The double whammy of poor-quality care with non-availability of life-saving healthcare services for snakebite in the COVID-19 scenario may result in significant surge in cases of snakebite deaths and cases of disability, especially in the high-burden states, writes Deepti Beri.
Deaths due to snakebite are entirely preventable, given the patients receive adequate and timely treatment. However, it is unfortunate that deaths due to snakebite continue to occur even today.
In India, accurate official figures on snakebite deaths are not available. The government data entirely based on hospital reporting suggests conservative estimates with only about a thousand deaths each year. However, the national mortality survey under the ‘Million Death Study’ estimated nearly 50,000 snakebite deaths every year in India. This is almost half the burden of all snakebite deaths globally.
Owing to lack of basic healthcare services together with the lack of education and awareness, it is often seen that people bitten by snakes fail to receive timely medical attention. Amid the COVID-19 crisis, the situation for snakebite patients have got worse while hospitals gear up for responding primarily to the upsurge of COVID-19 cases. Although nearly 70% of all snakebites are by non-venomous snakes, they often need evaluation in a hospital. People bitten by poisonous snakes need timely administration of anti-venom as they may suffer from complications like respiratory failure, renal failure, internal bleeding, or paralysis, requiring intensive care support (ICU).
With severe COVID-19 patients also requiring ICU admission, governments are boosting availability of mechanical ventilation and oxygen supply, in addition to intensive care facilities in general. However, the arrangement wherein life-saving equipment are being reserved exclusively for COVID-19 patients is a major cause of worry.
Snakebite is mostly recognised as a disease of the poor with almost 97% of snakebite deaths being reported from rural areas of India where people are deprived of even basic-medical facilities. With limited infrastructure at government health facilities, not every victim of severe snake envenomation is fortunate to receive an ICU bed or other life support mechanism.
With only 95,000 ICU beds and 47,500 ventilators in the public and private sector in India there is a massive disruption of medical services for other diseases in the county. This deficit is putting an immense strain on the Indian health system. The double whammy of poor-quality care with non-availability of life-saving healthcare services for snakebite in the COVID-19 scenario may result in significant surge in cases of snakebite deaths and cases of disability, especially in the high-burden states.
However, India may see a ray of light for managing patients needing intensive care including snakebite treatment as the governments ramp up healthcare infrastructure in response to the pandemic. Some commentators have also opined that addition of ventilators and ICU beds for managing COVID-19 in Odisha, a boon for snakebite victims in future, once the pandemic subsides. However, the pandemic ending is few years down the road and only time can tell if the snakebite challenge is truly addressed with addition of these extra infrastructures. In the meantime, strengthening health systems to address the issue of snakebite is the only real solution at hand.

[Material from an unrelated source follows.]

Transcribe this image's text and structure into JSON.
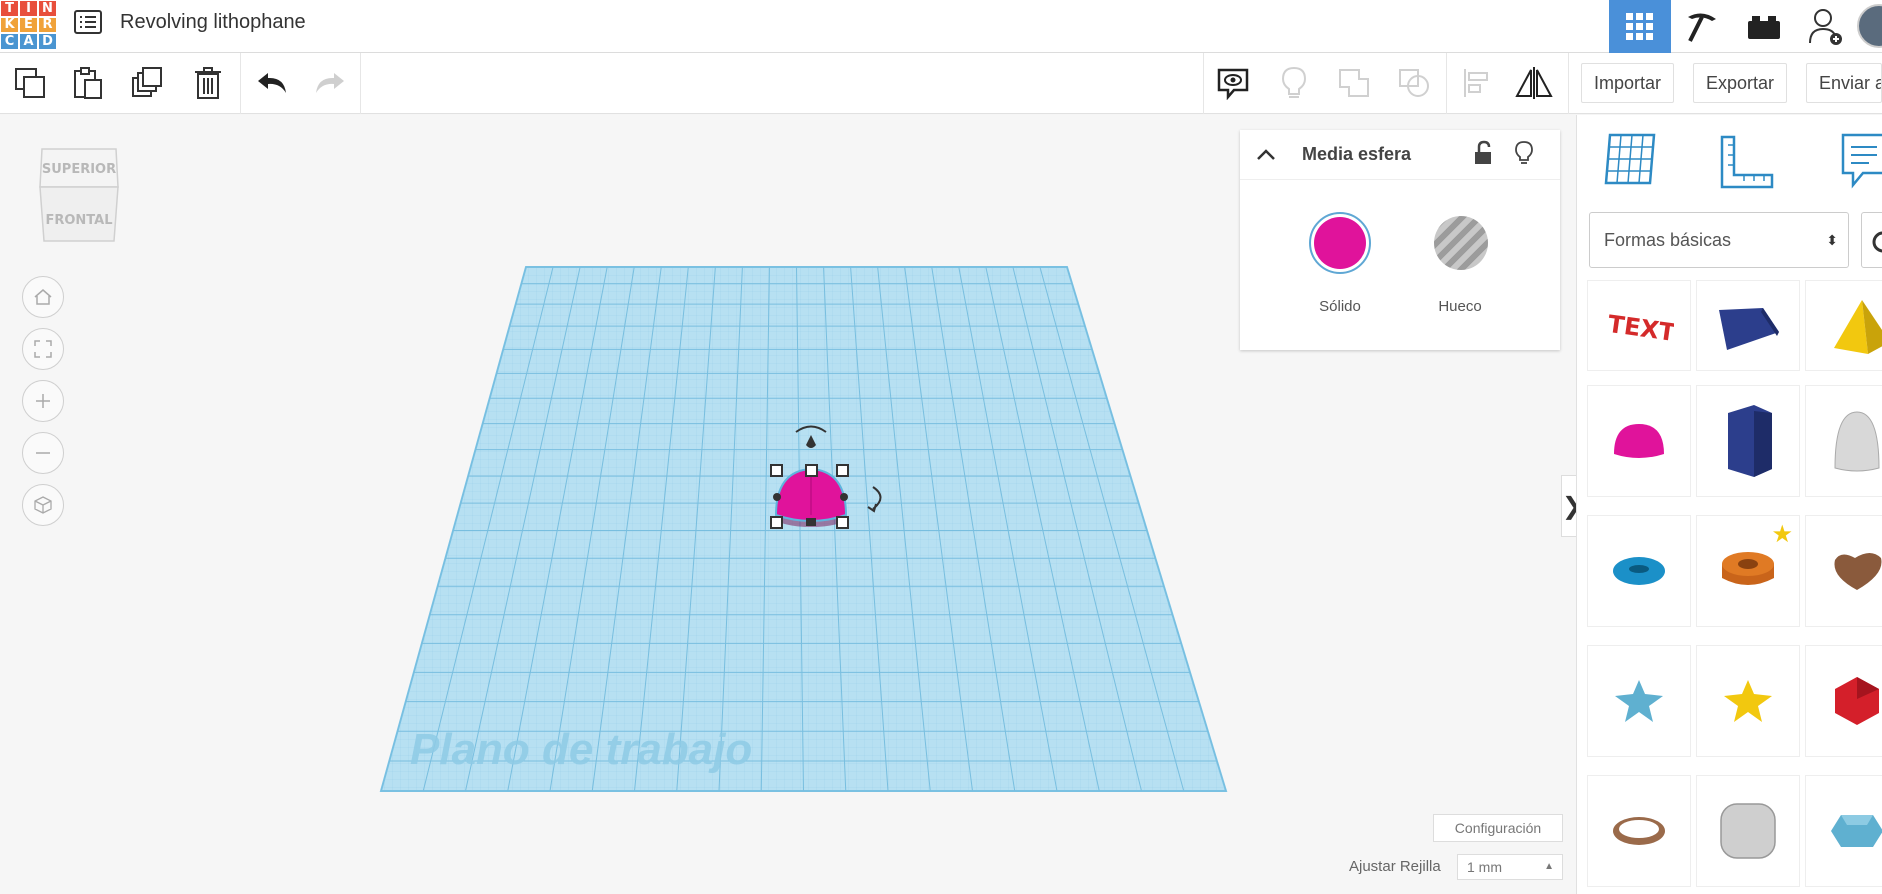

The George Institute for Global Health, India is conducting a study to understand how and why the cluster-containment strategy for COVID-19 control is affecting access and quality of snakebite care in India. This will help inform health systems response to future pandemics.
Source: News & Events